« Super Bowl planners facing worst-case traffic scenario | Main | Is TxDot playing favorites with the Super Bowl? »

January 31, 2011

No more left turn on a solid green light?

The days of turning left at a signal with a solid green light may be numbered. Federal officials are urging cities to replace traffic signals at intersections where a left turn is allowed after yielding to oncoming traffic. Instead of using a green ball-shaped signal, government officials want to use a flashing yellow arrow.Yellowarrow


TrackBack URL for this entry:

Listed below are links to weblogs that reference No more left turn on a solid green light?:



This is unacceptable, the present traffic signals are not dependable. Many intersections have green arrows for left hand turns and these in some cases should be changed to left turns on a green signal light. I have sat at many signals that failed to function properly not allowing traffic to flow in the programed sequence.
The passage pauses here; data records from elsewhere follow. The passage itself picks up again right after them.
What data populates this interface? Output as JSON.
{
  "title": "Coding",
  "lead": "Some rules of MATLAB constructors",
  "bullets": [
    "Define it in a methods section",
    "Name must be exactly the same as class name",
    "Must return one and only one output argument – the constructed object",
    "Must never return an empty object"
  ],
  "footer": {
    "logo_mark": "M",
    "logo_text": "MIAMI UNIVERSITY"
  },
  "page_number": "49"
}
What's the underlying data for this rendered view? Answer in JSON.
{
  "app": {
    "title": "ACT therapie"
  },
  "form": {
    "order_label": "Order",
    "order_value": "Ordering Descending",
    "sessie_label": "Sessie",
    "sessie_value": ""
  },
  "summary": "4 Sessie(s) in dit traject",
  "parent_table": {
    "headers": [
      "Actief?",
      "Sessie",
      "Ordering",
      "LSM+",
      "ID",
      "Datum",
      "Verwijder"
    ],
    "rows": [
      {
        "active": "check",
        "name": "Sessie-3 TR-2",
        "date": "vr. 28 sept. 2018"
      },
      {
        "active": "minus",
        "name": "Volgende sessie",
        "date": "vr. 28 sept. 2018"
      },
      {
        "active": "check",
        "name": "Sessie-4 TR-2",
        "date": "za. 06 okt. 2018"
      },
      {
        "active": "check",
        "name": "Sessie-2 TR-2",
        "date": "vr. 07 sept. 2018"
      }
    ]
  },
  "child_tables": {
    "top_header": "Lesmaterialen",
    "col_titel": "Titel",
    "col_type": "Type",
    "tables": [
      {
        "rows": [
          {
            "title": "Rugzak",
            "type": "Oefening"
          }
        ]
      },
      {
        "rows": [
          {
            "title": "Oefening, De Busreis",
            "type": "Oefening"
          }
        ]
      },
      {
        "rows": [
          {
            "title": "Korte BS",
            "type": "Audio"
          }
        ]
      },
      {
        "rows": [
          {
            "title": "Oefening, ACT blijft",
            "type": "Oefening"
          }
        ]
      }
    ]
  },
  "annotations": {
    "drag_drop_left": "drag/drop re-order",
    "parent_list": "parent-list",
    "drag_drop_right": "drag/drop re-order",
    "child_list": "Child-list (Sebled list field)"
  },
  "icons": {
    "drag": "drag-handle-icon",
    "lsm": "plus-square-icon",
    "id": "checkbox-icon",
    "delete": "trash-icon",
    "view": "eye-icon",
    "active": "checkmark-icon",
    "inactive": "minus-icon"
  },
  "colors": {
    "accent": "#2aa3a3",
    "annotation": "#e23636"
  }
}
The federal government has no business in dictacing traffic control these people can hardly walk and chew gum in the same moment.


John, I don't think you understand what this proposal will do. All it is doing is changing the permissive left signal display from a solid green light to a flashing yellow signal. It's just a display change, not a signal cycle programming change. Research has shown that people inherently understand the flashing yellow arrow better than a solid green signal with regards to indicating that left turning traffic must yield. And the feds do have business with this because traffic control devices are coordinated across the US to prevent confusion when drivers travel between states. Even the state law regarding traffic signs and signals says that the state sign manual must comform to the federal standards.

Dan brantley

we have TOO MANY signals... see this from Wired Magazine...

"Riding in his green Saab, we glide into Drachten, a 17th-century village that has grown into a bustling town of more than 40,000. We pass by the performing arts center, and suddenly, there it is: the Intersection. It's the confluence of two busy two-lane roads that handle 20,000 cars a day, plus thousands of bicyclists and pedestrians. Several years ago, Monderman ripped out all the traditional instruments used by traffic engineers to influence driver behavior - traffic lights, road markings, and some pedestrian crossings - and in their place created a roundabout, or traffic circle. The circle is remarkable for what it doesn't contain: signs or signals telling drivers how fast to go, who has the right-of-way, or how to behave. There are no lane markers or curbs separating street and sidewalk, so it's unclear exactly where the car zone ends and the pedestrian zone begins. To an approaching driver, the intersection is utterly ambiguous - and that's the point.

Monderman and I stand in silence by the side of the road a few minutes, watching the stream of motorists, cyclists, and pedestrians make their way through the circle, a giant concrete mixing bowl of transport. Somehow it all works. The drivers slow to gauge the intentions of crossing bicyclists and walkers. Negotiations over right-of-way are made through fleeting eye contact. Remarkably, traffic moves smoothly around the circle with hardly a brake screeching, horn honking, or obscene gesture. "I love it!" Monderman says at last. "Pedestrians and cyclists used to avoid this place, but now, as you see, the cars look out for the cyclists, the cyclists look out for the pedestrians, and everyone looks out for each other. You can't expect traffic signs and street markings to encourage that sort of behavior. You have to build it into the design of the road.""

And this from Scientific American...



I propose not to hold off until you earn enough amount of cash to order goods! You can get the credit loans or financial loan and feel yourself fine

The comments to this entry are closed.